#11

Thank you all for your input and specifics on the use case - keep them coming!

Here is a little bit of background on the decision to only support automatic conflict resolution in 2.0 .

As Jim and Jens alluded to, Custom conflict resolution is definitely on our radar - we are carefully weighing the pros and cons of various approaches to determine the best way forward.

Will keep folks posted as we have more specifics.


#12

Sorry for digging up such an old thread but @priya.rajagopal is there any update on this topic?

We are in the process of updating CB 5.0.1/Mobile 1.5 to CB 6.0/Mobile 2.1 as part of the preparations to move from Community Edition to Enterprise Edition. During a recent call with the sales team they told me that CB Lite 2.1 supports the custom conflict resolution again.

I tried to implemented it but I could not find out how it is supposed to work and I also did not find any documentation on it. Am I missing something? (at the moment we haven’t signed the contract yet and are still using Community Edition)

In CB Lite 1.5 we use the custom conflict resolution to merge the entries of an array from all conflicting revisions. While I suspect that we could redesign our data model to accommodate the “new” conflict resolution, it would be much easier to continue to continue to use the current approach.


#13

We do not support custom conflict resolution in 2.1. This is how conflicts are handled. This capability is on our radar but we do not have a committed timeline yet. I will direct message you so you can share specifics of the Account to ensure there was nothing lost in translation.

While we are working on bringing back custom conflict resolution, do you think you can model your data to avoid such conflicts? Looks like you are already considering it. You mentioned that you have an embedded array, the entries of which are merged from conflicting documents. What for instance, can each of those array entries be individual documents that you refer back to the main doc?
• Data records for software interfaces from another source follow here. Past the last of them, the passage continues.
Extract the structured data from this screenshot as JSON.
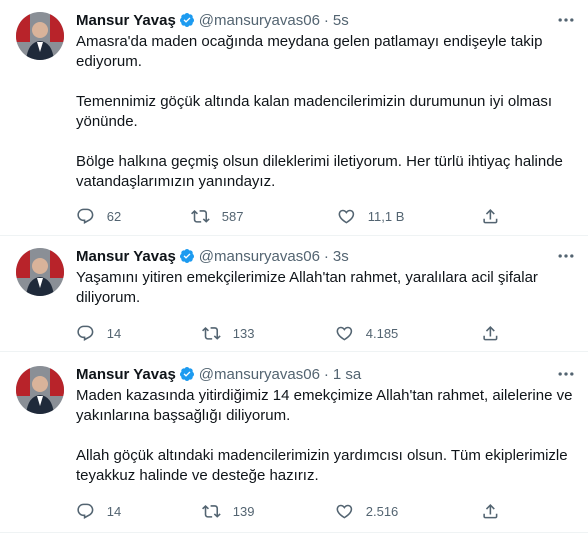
{
  "tweets": [
    {
      "name": "Mansur Yavaş",
      "handle": "@mansuryavas06",
      "dot": "·",
      "time": "5s",
      "paragraphs": [
        "Amasra'da maden ocağında meydana gelen patlamayı endişeyle takip ediyorum.",
        "Temennimiz göçük altında kalan madencilerimizin durumunun iyi olması yönünde.",
        "Bölge halkına geçmiş olsun dileklerimi iletiyorum. Her türlü ihtiyaç halinde vatandaşlarımızın yanındayız."
      ],
      "replies": "62",
      "retweets": "587",
      "likes": "11,1 B"
    },
    {
      "name": "Mansur Yavaş",
      "handle": "@mansuryavas06",
      "dot": "·",
      "time": "3s",
      "paragraphs": [
        "Yaşamını yitiren emekçilerimize Allah'tan rahmet, yaralılara acil şifalar diliyorum."
      ],
      "replies": "14",
      "retweets": "133",
      "likes": "4.185"
    },
    {
      "name": "Mansur Yavaş",
      "handle": "@mansuryavas06",
      "dot": "·",
      "time": "1 sa",
      "paragraphs": [
        "Maden kazasında yitirdiğimiz 14 emekçimize Allah'tan rahmet, ailelerine ve yakınlarına başsağlığı diliyorum.",
        "Allah göçük altındaki madencilerimizin yardımcısı olsun. Tüm ekiplerimizle teyakkuz halinde ve desteğe hazırız."
      ],
      "replies": "14",
      "retweets": "139",
      "likes": "2.516"
    }
  ],
  "icons": {
    "verified": "verified-badge-icon",
    "more": "more-options-icon",
    "reply": "reply-icon",
    "retweet": "retweet-icon",
    "like": "heart-icon",
    "share": "share-icon"
  },
  "colors": {
    "verified": "#1d9bf0",
    "text": "#0f1419",
    "muted": "#536471"
  }
}
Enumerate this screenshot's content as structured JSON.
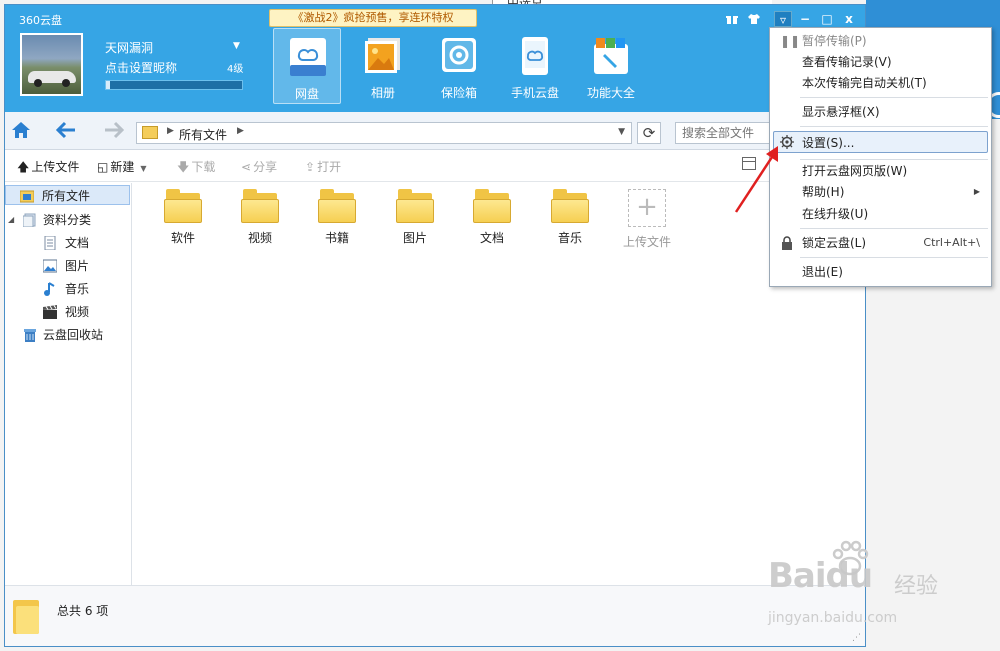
{
  "bg_window": {
    "label": "中选总"
  },
  "app": {
    "title": "360云盘",
    "promo": "《激战2》疯抢预售，享连环特权",
    "controls": {
      "gift": "♯",
      "skin": "▲",
      "menu": "▿",
      "minimize": "−",
      "maximize": "□",
      "close": "x"
    }
  },
  "user": {
    "name": "天网漏洞",
    "nickname_prompt": "点击设置昵称",
    "level": "4级",
    "quota_fraction": 0.03
  },
  "nav_tabs": [
    {
      "label": "网盘",
      "icon": "cloud-drive-icon",
      "active": true
    },
    {
      "label": "相册",
      "icon": "photo-album-icon",
      "active": false
    },
    {
      "label": "保险箱",
      "icon": "safe-icon",
      "active": false
    },
    {
      "label": "手机云盘",
      "icon": "mobile-cloud-icon",
      "active": false
    },
    {
      "label": "功能大全",
      "icon": "toolbox-icon",
      "active": false
    }
  ],
  "address": {
    "path": "所有文件",
    "search_placeholder": "搜索全部文件"
  },
  "toolbar": {
    "upload": "上传文件",
    "new": "新建",
    "download": "下载",
    "share": "分享",
    "open": "打开"
  },
  "sidebar": {
    "all_files": "所有文件",
    "categories": "资料分类",
    "docs": "文档",
    "images": "图片",
    "music": "音乐",
    "video": "视频",
    "recycle": "云盘回收站"
  },
  "folders": [
    "软件",
    "视频",
    "书籍",
    "图片",
    "文档",
    "音乐"
  ],
  "upload_tile": "上传文件",
  "status": {
    "text": "总共 6 项"
  },
  "menu": {
    "pause": "暂停传输(P)",
    "history": "查看传输记录(V)",
    "shutdown": "本次传输完自动关机(T)",
    "float": "显示悬浮框(X)",
    "settings": "设置(S)...",
    "web": "打开云盘网页版(W)",
    "help": "帮助(H)",
    "upgrade": "在线升级(U)",
    "lock": "锁定云盘(L)",
    "lock_shortcut": "Ctrl+Alt+\\",
    "exit": "退出(E)"
  },
  "watermark": {
    "brand": "Baidu",
    "cn": "经验",
    "url": "jingyan.baidu.com"
  },
  "colors": {
    "header": "#36a5e5",
    "accent": "#e02020",
    "folder": "#f0c445"
  }
}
I am sure the Accounts team can guide you through that process.

As you probably have seen, CBL 2.x has a significant number of enhancements over 1.x and it is the version that will evolve and continued to be supported . I would strongly encourage you to upgrade . So I want to determine if there is a way for you to transition without this being a blocker - especially since we plan on bringing custom conflict resolution back in the future.


#14
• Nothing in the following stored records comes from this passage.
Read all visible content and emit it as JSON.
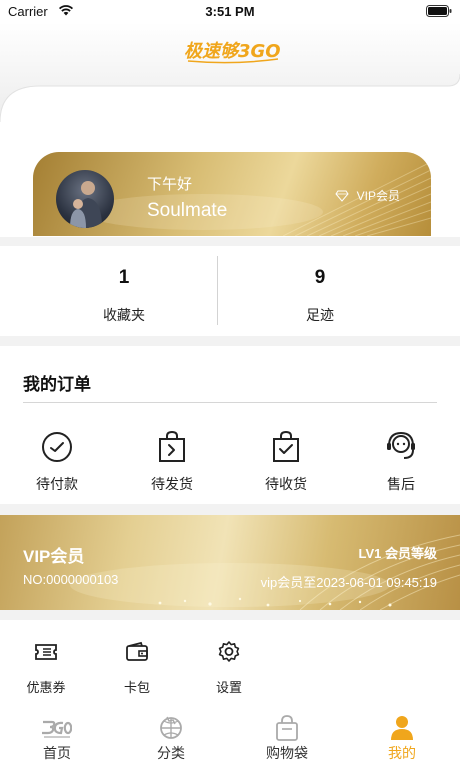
{
  "status_bar": {
    "carrier": "Carrier",
    "time": "3:51 PM"
  },
  "header": {
    "logo_text": "极速够3GO"
  },
  "profile": {
    "greeting": "下午好",
    "username": "Soulmate",
    "vip_badge": "VIP会员"
  },
  "stats": [
    {
      "value": "1",
      "label": "收藏夹"
    },
    {
      "value": "9",
      "label": "足迹"
    }
  ],
  "orders": {
    "title": "我的订单",
    "items": [
      {
        "label": "待付款",
        "icon": "clock-icon"
      },
      {
        "label": "待发货",
        "icon": "shopping-bag-arrow-icon"
      },
      {
        "label": "待收货",
        "icon": "shopping-bag-check-icon"
      },
      {
        "label": "售后",
        "icon": "customer-service-icon"
      }
    ]
  },
  "vip_card": {
    "title": "VIP会员",
    "level": "LV1 会员等级",
    "number": "NO:0000000103",
    "expiry": "vip会员至2023-06-01 09:45:19"
  },
  "tools": [
    {
      "label": "优惠券",
      "icon": "coupon-icon"
    },
    {
      "label": "卡包",
      "icon": "wallet-icon"
    },
    {
      "label": "设置",
      "icon": "gear-icon"
    }
  ],
  "tabbar": {
    "active_color": "#f0a61c",
    "tabs": [
      {
        "label": "首页",
        "icon": "3go-logo-icon",
        "active": false
      },
      {
        "label": "分类",
        "icon": "globe-icon",
        "active": false
      },
      {
        "label": "购物袋",
        "icon": "shopping-bag-icon",
        "active": false
      },
      {
        "label": "我的",
        "icon": "user-icon",
        "active": true
      }
    ]
  },
  "colors": {
    "accent": "#f0a61c",
    "gold": "#d8bd74",
    "background": "#f2f2f2"
  }
}
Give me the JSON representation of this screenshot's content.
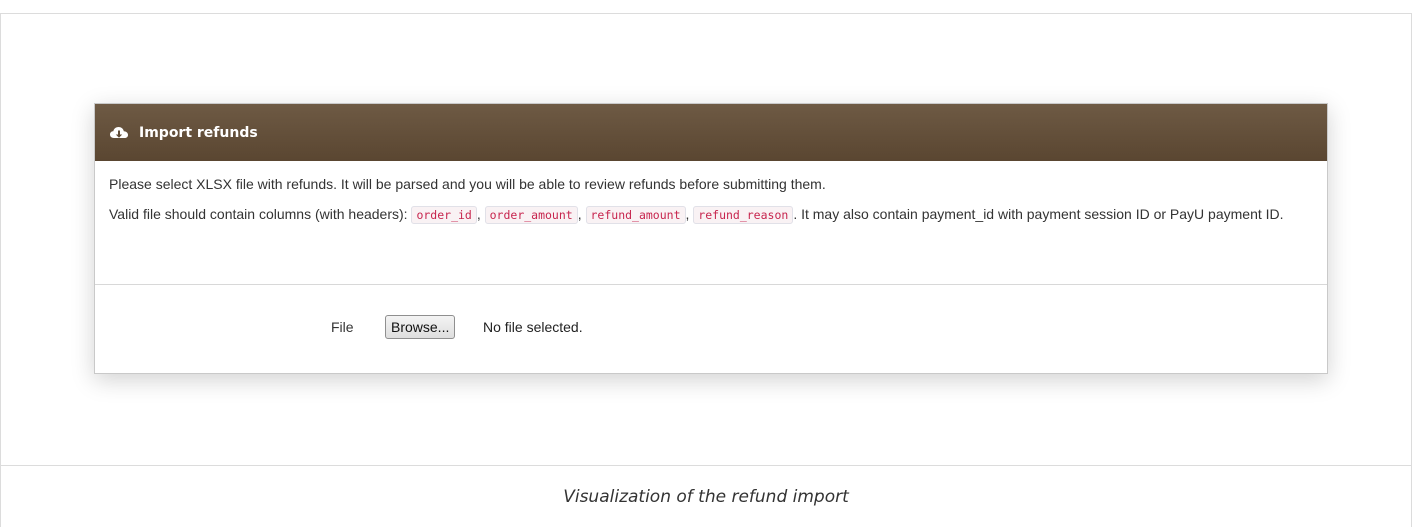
{
  "panel": {
    "icon": "cloud-download-icon",
    "title": "Import refunds",
    "header_color": "#5f4b36"
  },
  "description": {
    "line1": "Please select XLSX file with refunds. It will be parsed and you will be able to review refunds before submitting them.",
    "line2_prefix": "Valid file should contain columns (with headers): ",
    "columns": [
      "order_id",
      "order_amount",
      "refund_amount",
      "refund_reason"
    ],
    "separator": ", ",
    "line2_suffix": ". It may also contain payment_id with payment session ID or PayU payment ID."
  },
  "form": {
    "file_label": "File",
    "browse_label": "Browse...",
    "status_text": "No file selected."
  },
  "caption": "Visualization of the refund import"
}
Thanks for your clarification.

You are correct. Moving the array entries to individual documents is the alternative I am considering. In general I think this would also be a cleaner solution.
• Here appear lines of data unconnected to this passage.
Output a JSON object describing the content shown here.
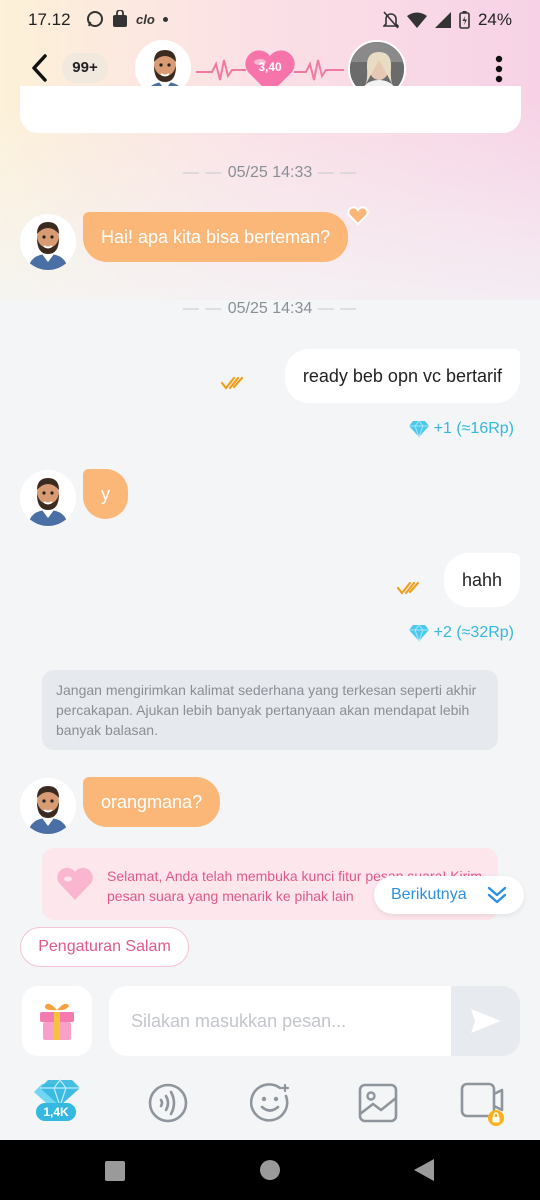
{
  "status_bar": {
    "time": "17.12",
    "carrier_text": "clo",
    "battery": "24%"
  },
  "header": {
    "unread_count": "99+",
    "intimacy_score": "3,40"
  },
  "chat": {
    "timestamps": [
      "05/25 14:33",
      "05/25 14:34"
    ],
    "messages": [
      {
        "direction": "in",
        "text": "Hai! apa kita bisa berteman?"
      },
      {
        "direction": "out",
        "text": "ready beb opn vc bertarif",
        "reward": "+1 (≈16Rp)"
      },
      {
        "direction": "in",
        "text": "y"
      },
      {
        "direction": "out",
        "text": "hahh",
        "reward": "+2 (≈32Rp)"
      },
      {
        "direction": "in",
        "text": "orangmana?"
      }
    ],
    "tip": "Jangan mengirimkan kalimat sederhana yang terkesan seperti akhir percakapan. Ajukan lebih banyak pertanyaan akan mendapat lebih banyak balasan.",
    "unlock_notice": "Selamat, Anda telah membuka kunci fitur pesan suara! Kirim pesan suara yang menarik ke pihak lain",
    "next_label": "Berikutnya",
    "greeting_settings_label": "Pengaturan Salam"
  },
  "composer": {
    "placeholder": "Silakan masukkan pesan..."
  },
  "toolbar": {
    "diamond_balance": "1,4K",
    "icons": [
      "diamond-icon",
      "voice-icon",
      "emoji-icon",
      "image-icon",
      "video-call-icon"
    ]
  },
  "colors": {
    "incoming_bubble": "#fbb778",
    "outgoing_bubble": "#ffffff",
    "reward_text": "#35b8e0",
    "unlock_text": "#e2588b",
    "next_text": "#2f8fe0"
  }
}
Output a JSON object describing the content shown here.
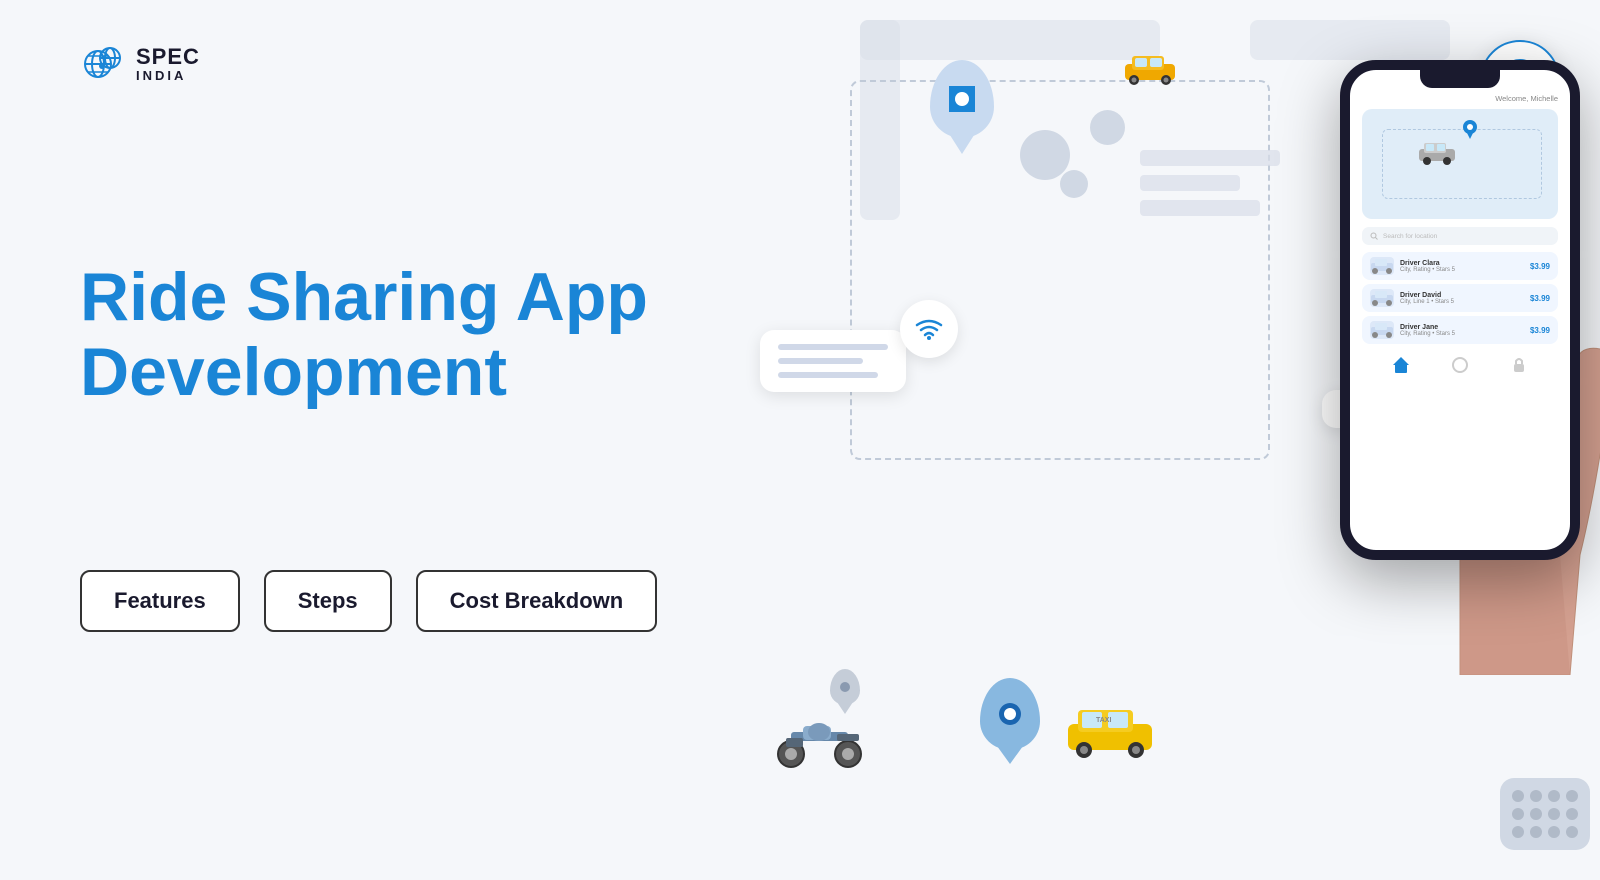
{
  "logo": {
    "company": "SPEC",
    "country": "INDIA",
    "alt": "SPEC INDIA Logo"
  },
  "hero": {
    "title_line1": "Ride Sharing App",
    "title_line2": "Development"
  },
  "buttons": [
    {
      "label": "Features",
      "id": "features-btn"
    },
    {
      "label": "Steps",
      "id": "steps-btn"
    },
    {
      "label": "Cost Breakdown",
      "id": "cost-breakdown-btn"
    }
  ],
  "phone": {
    "welcome": "Welcome, Michelle",
    "search_placeholder": "Search for location",
    "drivers": [
      {
        "name": "Driver Clara",
        "detail": "City, Rating • Stars 5",
        "price": "$3.99"
      },
      {
        "name": "Driver David",
        "detail": "City, Line 1 • Stars 5",
        "price": "$3.99"
      },
      {
        "name": "Driver Jane",
        "detail": "City, Rating • Stars 5",
        "price": "$3.99"
      }
    ]
  },
  "colors": {
    "brand_blue": "#1a85d6",
    "dark": "#1a1a2e",
    "light_bg": "#f5f7fa",
    "gray": "#d8dde8",
    "white": "#ffffff"
  }
}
However, my main concern with this is performance, which is something that we need to test (I only have experience with 1.x so far and do not know how 2.x behaves regarding performance):

  1. Initial pull performance when the mobile database is empty and a large amount of documents is downloaded from the server. With the new architecture the amount of documents would increase quite heavily. (I know about the recommendation to prepare a database and ship it with the application, this is however not applicable for our use case)

  2. Query performance: Right now all the data that I need during the performance-critical part of the application I can fetch directly in one simple operation (I retrieve the main document directly by key). With the new architecture I would have to retrieve the main document and then query all the new “array-entry” documents and then sort them.


#15

As you noted , there are tradeoffs.

  1. Whether you have a single document or split to up, you are still pulling down all that content - s0 bandwidth usage should not vary much between the two cases. Very large docs impact memory and processing usage on clients. If you split it, you have the option of doing more fine grained filtering on the docs (get just specific docIds). So in that sense, you can in fact save on bandwidth. Of course, at the end of the day, it depends on the network connectivity . You should also reconsider modeling your data and splitting it up so public docs that can be shared can be bundled in with the apps and only pull down user specific/private data. This talk on " Architecting Business-Critical Applications With Couchbase Mobile – Connect Silicon Valley 2018 gives several useful tips - I recommend watching that

  2. You should look into JOINs